Can I collect Social Security and a pension? Yes. There is nothing that precludes you from getting both a pension and Social Security benefits. ... If your pension is from what Social Security calls “covered” employment, in which you paid Social Security payroll taxes, it has no effect on your benefits.
Everyone born in 1929 or later needs 40 credits to be eligible for Social Security retirement benefits. Since you can earn 4 credits per year, you need at least 10 years of work that subject to Social Security to become eligible for Social Security retirement benefits.
The Federal Employees' Group Life Insurance (FEGLI) program is the largest group life insurance program in the world. ... Unless you waive coverage, almost all full and part-time federal employees are automatically enrolled in a life insurance plan equal to their salaries.
The best time of the year for a FERS-covered employees to retire is close to or ideally at the end of the leave year. In general, this is sometime in very late December to early January anytime between December 31 and January 13, inclusive.
Federal Retirement, Military Retirement

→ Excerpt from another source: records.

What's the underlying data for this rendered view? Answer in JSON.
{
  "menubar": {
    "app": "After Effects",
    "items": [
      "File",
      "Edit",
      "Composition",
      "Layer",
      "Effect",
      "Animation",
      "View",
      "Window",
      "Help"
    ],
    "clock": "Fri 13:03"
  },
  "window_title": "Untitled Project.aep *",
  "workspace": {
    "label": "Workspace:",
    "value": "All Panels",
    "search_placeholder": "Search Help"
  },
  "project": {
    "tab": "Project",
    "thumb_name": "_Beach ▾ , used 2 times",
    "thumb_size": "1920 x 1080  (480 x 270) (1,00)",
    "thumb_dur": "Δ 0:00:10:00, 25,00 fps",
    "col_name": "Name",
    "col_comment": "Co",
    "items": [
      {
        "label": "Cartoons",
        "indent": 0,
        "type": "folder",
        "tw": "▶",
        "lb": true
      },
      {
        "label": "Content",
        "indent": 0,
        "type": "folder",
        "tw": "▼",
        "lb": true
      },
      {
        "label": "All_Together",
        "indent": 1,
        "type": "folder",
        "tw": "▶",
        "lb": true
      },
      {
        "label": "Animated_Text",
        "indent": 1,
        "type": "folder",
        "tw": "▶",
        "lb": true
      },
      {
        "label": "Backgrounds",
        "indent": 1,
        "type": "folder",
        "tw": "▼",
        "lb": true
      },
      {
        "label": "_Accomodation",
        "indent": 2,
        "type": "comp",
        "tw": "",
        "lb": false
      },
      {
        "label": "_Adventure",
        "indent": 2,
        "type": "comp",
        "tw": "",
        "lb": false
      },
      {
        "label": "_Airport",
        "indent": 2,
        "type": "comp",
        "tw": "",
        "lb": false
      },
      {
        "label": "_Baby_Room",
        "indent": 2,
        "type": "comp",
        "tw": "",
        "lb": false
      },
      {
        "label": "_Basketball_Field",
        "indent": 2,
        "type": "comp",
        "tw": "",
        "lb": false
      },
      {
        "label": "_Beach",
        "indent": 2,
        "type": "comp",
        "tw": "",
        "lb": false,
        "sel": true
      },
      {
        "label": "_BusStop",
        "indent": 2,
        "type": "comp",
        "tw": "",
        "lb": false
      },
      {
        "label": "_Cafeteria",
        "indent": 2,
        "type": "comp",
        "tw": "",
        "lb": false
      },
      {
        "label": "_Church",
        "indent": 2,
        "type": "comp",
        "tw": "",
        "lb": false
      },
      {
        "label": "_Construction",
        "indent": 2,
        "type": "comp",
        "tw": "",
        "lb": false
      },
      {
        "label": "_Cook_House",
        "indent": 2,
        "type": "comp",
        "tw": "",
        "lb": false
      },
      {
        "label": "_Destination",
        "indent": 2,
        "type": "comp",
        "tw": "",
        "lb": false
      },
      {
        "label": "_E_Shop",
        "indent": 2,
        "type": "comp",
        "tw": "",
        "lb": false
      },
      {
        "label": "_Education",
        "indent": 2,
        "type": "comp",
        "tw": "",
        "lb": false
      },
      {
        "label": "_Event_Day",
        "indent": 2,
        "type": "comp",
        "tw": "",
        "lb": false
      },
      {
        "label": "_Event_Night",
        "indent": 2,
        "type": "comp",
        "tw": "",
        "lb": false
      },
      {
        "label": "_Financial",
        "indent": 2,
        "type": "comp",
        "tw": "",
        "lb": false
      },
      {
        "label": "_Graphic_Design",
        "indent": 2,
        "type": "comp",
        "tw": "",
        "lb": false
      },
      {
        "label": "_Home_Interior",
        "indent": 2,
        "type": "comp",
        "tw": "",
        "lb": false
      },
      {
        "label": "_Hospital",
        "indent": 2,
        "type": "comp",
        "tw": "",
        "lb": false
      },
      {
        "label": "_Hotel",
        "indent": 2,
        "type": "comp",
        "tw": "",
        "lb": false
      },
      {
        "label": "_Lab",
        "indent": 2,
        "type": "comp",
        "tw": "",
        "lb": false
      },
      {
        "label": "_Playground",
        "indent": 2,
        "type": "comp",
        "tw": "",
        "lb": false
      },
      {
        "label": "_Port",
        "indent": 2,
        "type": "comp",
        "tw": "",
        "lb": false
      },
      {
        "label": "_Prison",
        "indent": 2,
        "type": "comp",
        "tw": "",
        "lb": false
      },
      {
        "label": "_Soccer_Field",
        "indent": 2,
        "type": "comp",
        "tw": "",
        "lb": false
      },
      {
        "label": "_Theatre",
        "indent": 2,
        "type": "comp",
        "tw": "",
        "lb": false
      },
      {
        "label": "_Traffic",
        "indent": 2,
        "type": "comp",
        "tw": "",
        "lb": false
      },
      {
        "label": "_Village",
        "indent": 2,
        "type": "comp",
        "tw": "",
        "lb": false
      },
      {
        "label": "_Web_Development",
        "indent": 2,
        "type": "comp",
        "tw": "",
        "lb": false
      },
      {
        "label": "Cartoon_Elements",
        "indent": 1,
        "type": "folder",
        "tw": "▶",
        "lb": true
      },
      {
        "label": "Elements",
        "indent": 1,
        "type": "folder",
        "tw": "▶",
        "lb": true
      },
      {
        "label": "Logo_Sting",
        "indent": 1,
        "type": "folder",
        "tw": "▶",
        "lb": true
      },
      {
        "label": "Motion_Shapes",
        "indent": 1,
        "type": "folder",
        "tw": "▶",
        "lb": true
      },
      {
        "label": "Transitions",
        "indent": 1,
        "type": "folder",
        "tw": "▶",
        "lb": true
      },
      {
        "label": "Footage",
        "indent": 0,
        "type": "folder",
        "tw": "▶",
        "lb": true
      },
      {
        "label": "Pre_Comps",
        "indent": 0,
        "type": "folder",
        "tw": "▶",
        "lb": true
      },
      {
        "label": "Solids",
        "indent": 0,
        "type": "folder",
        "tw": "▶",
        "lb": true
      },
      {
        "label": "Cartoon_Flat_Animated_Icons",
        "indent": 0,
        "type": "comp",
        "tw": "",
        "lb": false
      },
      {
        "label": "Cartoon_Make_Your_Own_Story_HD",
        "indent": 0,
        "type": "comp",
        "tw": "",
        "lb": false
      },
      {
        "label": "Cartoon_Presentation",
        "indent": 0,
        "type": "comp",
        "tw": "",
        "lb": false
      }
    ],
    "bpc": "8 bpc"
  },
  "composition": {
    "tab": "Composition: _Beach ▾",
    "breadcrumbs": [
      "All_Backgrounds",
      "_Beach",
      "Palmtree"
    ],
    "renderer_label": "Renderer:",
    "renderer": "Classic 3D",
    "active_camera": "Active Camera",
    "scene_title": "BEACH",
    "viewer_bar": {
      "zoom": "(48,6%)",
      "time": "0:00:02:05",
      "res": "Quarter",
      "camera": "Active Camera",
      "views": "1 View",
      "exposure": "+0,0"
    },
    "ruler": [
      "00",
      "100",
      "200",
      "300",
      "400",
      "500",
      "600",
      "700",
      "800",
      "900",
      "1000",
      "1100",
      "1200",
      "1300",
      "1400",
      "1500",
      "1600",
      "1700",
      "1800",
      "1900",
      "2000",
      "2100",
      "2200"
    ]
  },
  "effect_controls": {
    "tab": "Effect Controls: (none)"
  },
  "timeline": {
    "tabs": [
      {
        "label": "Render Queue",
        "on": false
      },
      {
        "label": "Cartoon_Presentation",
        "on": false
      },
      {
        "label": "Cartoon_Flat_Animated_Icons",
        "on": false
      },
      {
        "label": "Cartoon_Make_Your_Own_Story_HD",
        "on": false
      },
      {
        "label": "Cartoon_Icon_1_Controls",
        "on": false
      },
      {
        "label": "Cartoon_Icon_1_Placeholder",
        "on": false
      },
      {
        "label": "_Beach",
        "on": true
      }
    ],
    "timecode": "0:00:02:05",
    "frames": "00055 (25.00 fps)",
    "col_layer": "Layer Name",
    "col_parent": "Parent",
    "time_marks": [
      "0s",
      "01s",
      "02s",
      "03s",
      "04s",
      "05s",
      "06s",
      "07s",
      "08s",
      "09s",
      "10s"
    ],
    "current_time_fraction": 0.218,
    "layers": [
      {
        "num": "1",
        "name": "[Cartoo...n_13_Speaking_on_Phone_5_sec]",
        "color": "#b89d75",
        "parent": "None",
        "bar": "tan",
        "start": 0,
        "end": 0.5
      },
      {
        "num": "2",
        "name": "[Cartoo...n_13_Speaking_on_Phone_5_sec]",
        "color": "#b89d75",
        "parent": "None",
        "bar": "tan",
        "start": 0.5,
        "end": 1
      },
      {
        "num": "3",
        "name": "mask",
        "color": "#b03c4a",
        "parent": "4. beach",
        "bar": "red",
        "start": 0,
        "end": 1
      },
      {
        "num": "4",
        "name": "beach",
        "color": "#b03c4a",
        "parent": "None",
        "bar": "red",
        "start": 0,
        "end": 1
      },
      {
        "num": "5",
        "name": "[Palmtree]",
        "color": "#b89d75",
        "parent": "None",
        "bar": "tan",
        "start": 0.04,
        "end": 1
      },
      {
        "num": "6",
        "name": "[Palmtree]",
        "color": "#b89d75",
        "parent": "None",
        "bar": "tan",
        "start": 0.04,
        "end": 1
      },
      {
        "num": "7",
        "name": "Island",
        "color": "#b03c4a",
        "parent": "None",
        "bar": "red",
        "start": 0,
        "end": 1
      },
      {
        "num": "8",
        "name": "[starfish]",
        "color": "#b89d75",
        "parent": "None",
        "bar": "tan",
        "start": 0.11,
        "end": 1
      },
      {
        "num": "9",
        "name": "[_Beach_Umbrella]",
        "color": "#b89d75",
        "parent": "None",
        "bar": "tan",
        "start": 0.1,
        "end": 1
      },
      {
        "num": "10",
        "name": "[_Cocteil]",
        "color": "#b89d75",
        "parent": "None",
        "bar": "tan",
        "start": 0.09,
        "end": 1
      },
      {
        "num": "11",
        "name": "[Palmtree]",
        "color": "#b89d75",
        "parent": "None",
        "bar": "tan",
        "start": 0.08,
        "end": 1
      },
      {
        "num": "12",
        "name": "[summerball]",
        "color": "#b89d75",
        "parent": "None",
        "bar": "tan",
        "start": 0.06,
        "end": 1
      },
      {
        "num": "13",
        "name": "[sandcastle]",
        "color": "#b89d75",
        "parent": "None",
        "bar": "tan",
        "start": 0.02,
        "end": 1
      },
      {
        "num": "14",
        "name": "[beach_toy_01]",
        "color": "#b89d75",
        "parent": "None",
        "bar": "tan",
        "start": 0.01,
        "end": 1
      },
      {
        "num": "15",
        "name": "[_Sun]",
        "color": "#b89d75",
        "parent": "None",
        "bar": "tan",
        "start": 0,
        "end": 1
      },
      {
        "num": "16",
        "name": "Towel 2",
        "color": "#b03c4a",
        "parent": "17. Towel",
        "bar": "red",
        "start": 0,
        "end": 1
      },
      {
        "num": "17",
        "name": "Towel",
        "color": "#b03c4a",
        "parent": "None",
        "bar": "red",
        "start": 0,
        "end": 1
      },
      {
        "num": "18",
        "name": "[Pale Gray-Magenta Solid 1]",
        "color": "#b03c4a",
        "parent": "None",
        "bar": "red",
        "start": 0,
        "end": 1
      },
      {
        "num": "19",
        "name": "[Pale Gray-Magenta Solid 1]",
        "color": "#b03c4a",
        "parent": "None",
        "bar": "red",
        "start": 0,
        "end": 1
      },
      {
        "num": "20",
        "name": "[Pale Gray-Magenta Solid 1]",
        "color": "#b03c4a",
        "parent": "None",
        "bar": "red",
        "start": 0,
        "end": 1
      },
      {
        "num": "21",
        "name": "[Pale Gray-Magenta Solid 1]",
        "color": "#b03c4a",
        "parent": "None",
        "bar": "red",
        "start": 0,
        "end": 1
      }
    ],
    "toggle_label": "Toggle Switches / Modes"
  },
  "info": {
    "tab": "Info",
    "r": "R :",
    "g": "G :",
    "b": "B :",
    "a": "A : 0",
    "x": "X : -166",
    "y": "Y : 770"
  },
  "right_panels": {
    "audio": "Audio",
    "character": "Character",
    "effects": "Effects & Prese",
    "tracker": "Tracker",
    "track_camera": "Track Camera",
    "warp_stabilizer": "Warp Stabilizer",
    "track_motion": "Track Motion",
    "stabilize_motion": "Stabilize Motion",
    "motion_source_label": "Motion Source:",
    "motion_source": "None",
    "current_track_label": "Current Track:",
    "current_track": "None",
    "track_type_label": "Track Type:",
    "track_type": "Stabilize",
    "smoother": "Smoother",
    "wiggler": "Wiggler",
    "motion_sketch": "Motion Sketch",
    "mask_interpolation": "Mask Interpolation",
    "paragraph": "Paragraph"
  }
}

The general rule is that a retired military member who takes a federal job cannot draw both military retirement and federal retirement pay for the same span of time. You aren't allowed to be paid twice for the same years of service.
The CSRS annuity is more generous, and workers pay more for it. FERS employees qualify for Social Security (which they pay for) and their TSP account should be larger, thanks to the government 5% match. ... Each year they hold off collecting Social Security, the FERS Social Security benefit goes up 6% to 8%.
How much does a GS 12 make in retirement? If he retires with 30 years of service, his FERS basic pension will give him 30 percent of his average high salary. It has been at the GS 13-10 level for three years. His current salary is $ 113,007.
The average Social Security benefit is about $1,500 a month, $18,000 annually; the average for federal employees likely is higher because the federal salary average is higher than the overall national average, due mainly to differences in the nature of the work and educational levels.
For example, the AARP calculator estimates that a person born on Jan. 1, 1960, who has averaged a $50,000 annual income would get a monthly benefit of $1,338 if they file for Social Security at 62, $1,911 at full retirement age (in this case, 67), or $2,370 at 70.